I recently rewired my studio and patched a compressor and an effects unit into my mixer’s master inserts. The mixer’s manual says “a single three‑pole TRS jack carries the unbalanced insert signal. Tip = send, Ring = return, Sleeve = common ground. The L‑R mix inserts are pre‑fader and operate at ‑2dBu. These should work fine with line‑level signal processing equipment such as compressors, outboard EQ, delay units and so on.” Both processors were set to work with +4dB signals but the levels from the processors seemed low, so I switched them to their ‑10dB positions and the levels seem healthier. Have I done the right thing?
SOS Forum Post
SOS Technical Editor Hugh Robjohns replies: In all matters concerning signal levels the dB suffix is important, as without it the numbers are confusing and misleading! The two common studio and semi‑pro operating levels are +4dBu and ‑10dBV, equivalent to signal voltages of 1.228V RMS and 0.316V RMS. Voltages aren’t as easy to compare as decibel values, so if we convert ‑10dBV into the same format as +4dBu we get ‑7.8dBu. Rounding that to +8dBu, then, there’s a roughly 12dB level difference between the two standards.
The common studio and semi‑pro operating levels are +4dBu and ‑10dBV... There’s roughly 12dB of level difference between the two.
Relating that knowledge to the console’s master insert points, which are designed to operate at a nominal ‑2dBu, we can see that they are running 6dB below the +4dBu studio level, and 6dB above the nominal ‑10dBV (‑8dBu) semi‑pro standard level. In other words, if your compressor is plugged into the master inserts (with no gain reduction being applied) and set to its +4dBu mode, its input and output levels will be 6dB lower than normal. If switched to the ‑10dBV mode they will be 6dB higher than normal.

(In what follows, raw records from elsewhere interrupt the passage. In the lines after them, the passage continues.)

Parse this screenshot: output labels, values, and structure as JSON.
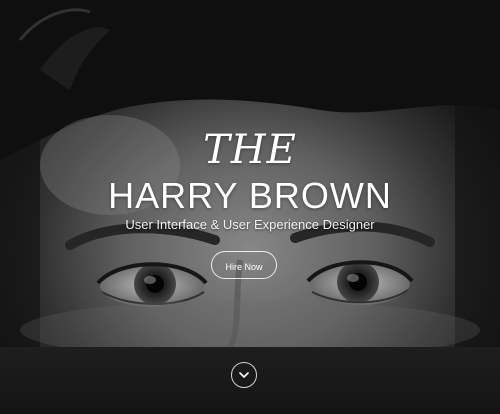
{
  "hero": {
    "prefix": "THE",
    "name": "HARRY BROWN",
    "tagline": "User Interface & User Experience Designer",
    "hire_button_label": "Hire Now",
    "scroll_icon": "chevron-down-icon"
  },
  "colors": {
    "text": "#ffffff",
    "button_border": "#ffffff",
    "band": "#1a1a1a"
  }
}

Both options should be perfectly workable, as most modern devices have sufficient headroom and a low enough noise floor to cope with running 6dB high or low. The obvious worst cases would be a slightly more prominent noise floor in the +4dBu mode, and a slightly greater risk of clipping in the ‑10dBV mode — but both risks can be managed with careful setting of signal levels. In the specific case of the compressor, when dialling in gain reduction you are likely to find yourself setting the threshold to lower (smaller) values for a given amount of compression in the +4dBu mode (because the average signal level is 6dB lower) but significantly higher (louder) values in the ‑10dBV mode, as the input signal level is 6dB higher.

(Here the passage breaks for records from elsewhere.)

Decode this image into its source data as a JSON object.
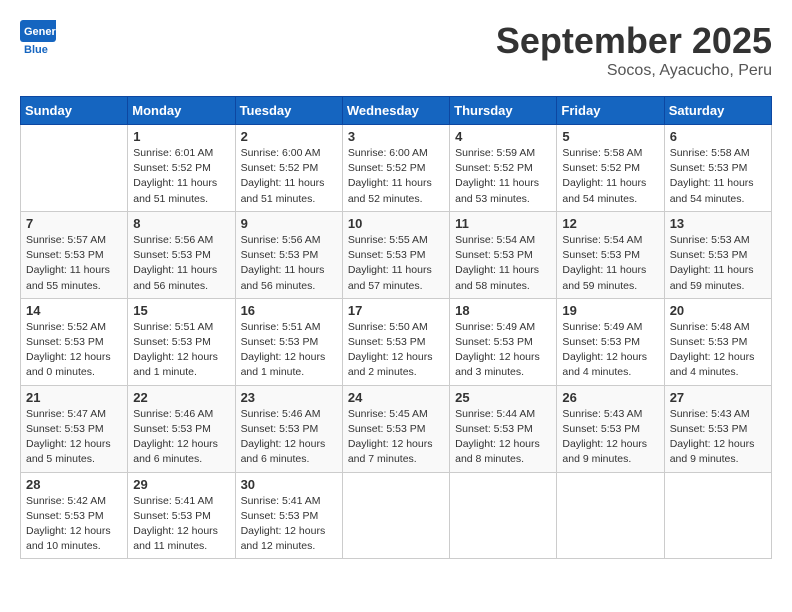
{
  "header": {
    "logo_general": "General",
    "logo_blue": "Blue",
    "month": "September 2025",
    "location": "Socos, Ayacucho, Peru"
  },
  "days_of_week": [
    "Sunday",
    "Monday",
    "Tuesday",
    "Wednesday",
    "Thursday",
    "Friday",
    "Saturday"
  ],
  "weeks": [
    [
      {
        "day": "",
        "info": ""
      },
      {
        "day": "1",
        "info": "Sunrise: 6:01 AM\nSunset: 5:52 PM\nDaylight: 11 hours\nand 51 minutes."
      },
      {
        "day": "2",
        "info": "Sunrise: 6:00 AM\nSunset: 5:52 PM\nDaylight: 11 hours\nand 51 minutes."
      },
      {
        "day": "3",
        "info": "Sunrise: 6:00 AM\nSunset: 5:52 PM\nDaylight: 11 hours\nand 52 minutes."
      },
      {
        "day": "4",
        "info": "Sunrise: 5:59 AM\nSunset: 5:52 PM\nDaylight: 11 hours\nand 53 minutes."
      },
      {
        "day": "5",
        "info": "Sunrise: 5:58 AM\nSunset: 5:52 PM\nDaylight: 11 hours\nand 54 minutes."
      },
      {
        "day": "6",
        "info": "Sunrise: 5:58 AM\nSunset: 5:53 PM\nDaylight: 11 hours\nand 54 minutes."
      }
    ],
    [
      {
        "day": "7",
        "info": "Sunrise: 5:57 AM\nSunset: 5:53 PM\nDaylight: 11 hours\nand 55 minutes."
      },
      {
        "day": "8",
        "info": "Sunrise: 5:56 AM\nSunset: 5:53 PM\nDaylight: 11 hours\nand 56 minutes."
      },
      {
        "day": "9",
        "info": "Sunrise: 5:56 AM\nSunset: 5:53 PM\nDaylight: 11 hours\nand 56 minutes."
      },
      {
        "day": "10",
        "info": "Sunrise: 5:55 AM\nSunset: 5:53 PM\nDaylight: 11 hours\nand 57 minutes."
      },
      {
        "day": "11",
        "info": "Sunrise: 5:54 AM\nSunset: 5:53 PM\nDaylight: 11 hours\nand 58 minutes."
      },
      {
        "day": "12",
        "info": "Sunrise: 5:54 AM\nSunset: 5:53 PM\nDaylight: 11 hours\nand 59 minutes."
      },
      {
        "day": "13",
        "info": "Sunrise: 5:53 AM\nSunset: 5:53 PM\nDaylight: 11 hours\nand 59 minutes."
      }
    ],
    [
      {
        "day": "14",
        "info": "Sunrise: 5:52 AM\nSunset: 5:53 PM\nDaylight: 12 hours\nand 0 minutes."
      },
      {
        "day": "15",
        "info": "Sunrise: 5:51 AM\nSunset: 5:53 PM\nDaylight: 12 hours\nand 1 minute."
      },
      {
        "day": "16",
        "info": "Sunrise: 5:51 AM\nSunset: 5:53 PM\nDaylight: 12 hours\nand 1 minute."
      },
      {
        "day": "17",
        "info": "Sunrise: 5:50 AM\nSunset: 5:53 PM\nDaylight: 12 hours\nand 2 minutes."
      },
      {
        "day": "18",
        "info": "Sunrise: 5:49 AM\nSunset: 5:53 PM\nDaylight: 12 hours\nand 3 minutes."
      },
      {
        "day": "19",
        "info": "Sunrise: 5:49 AM\nSunset: 5:53 PM\nDaylight: 12 hours\nand 4 minutes."
      },
      {
        "day": "20",
        "info": "Sunrise: 5:48 AM\nSunset: 5:53 PM\nDaylight: 12 hours\nand 4 minutes."
      }
    ],
    [
      {
        "day": "21",
        "info": "Sunrise: 5:47 AM\nSunset: 5:53 PM\nDaylight: 12 hours\nand 5 minutes."
      },
      {
        "day": "22",
        "info": "Sunrise: 5:46 AM\nSunset: 5:53 PM\nDaylight: 12 hours\nand 6 minutes."
      },
      {
        "day": "23",
        "info": "Sunrise: 5:46 AM\nSunset: 5:53 PM\nDaylight: 12 hours\nand 6 minutes."
      },
      {
        "day": "24",
        "info": "Sunrise: 5:45 AM\nSunset: 5:53 PM\nDaylight: 12 hours\nand 7 minutes."
      },
      {
        "day": "25",
        "info": "Sunrise: 5:44 AM\nSunset: 5:53 PM\nDaylight: 12 hours\nand 8 minutes."
      },
      {
        "day": "26",
        "info": "Sunrise: 5:43 AM\nSunset: 5:53 PM\nDaylight: 12 hours\nand 9 minutes."
      },
      {
        "day": "27",
        "info": "Sunrise: 5:43 AM\nSunset: 5:53 PM\nDaylight: 12 hours\nand 9 minutes."
      }
    ],
    [
      {
        "day": "28",
        "info": "Sunrise: 5:42 AM\nSunset: 5:53 PM\nDaylight: 12 hours\nand 10 minutes."
      },
      {
        "day": "29",
        "info": "Sunrise: 5:41 AM\nSunset: 5:53 PM\nDaylight: 12 hours\nand 11 minutes."
      },
      {
        "day": "30",
        "info": "Sunrise: 5:41 AM\nSunset: 5:53 PM\nDaylight: 12 hours\nand 12 minutes."
      },
      {
        "day": "",
        "info": ""
      },
      {
        "day": "",
        "info": ""
      },
      {
        "day": "",
        "info": ""
      },
      {
        "day": "",
        "info": ""
      }
    ]
  ]
}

By the way, the reason the console manufacturer has chosen such an odd nominal level for the insert point is simply because that’s the optimum level from a headroom point of view at that point in the signal path of the mixer. As the manufacturer states, although non‑standard, it doesn’t usually cause any significant practical problems — but it may get confusing if the inserted device has meters, since they won’t align with those of the console!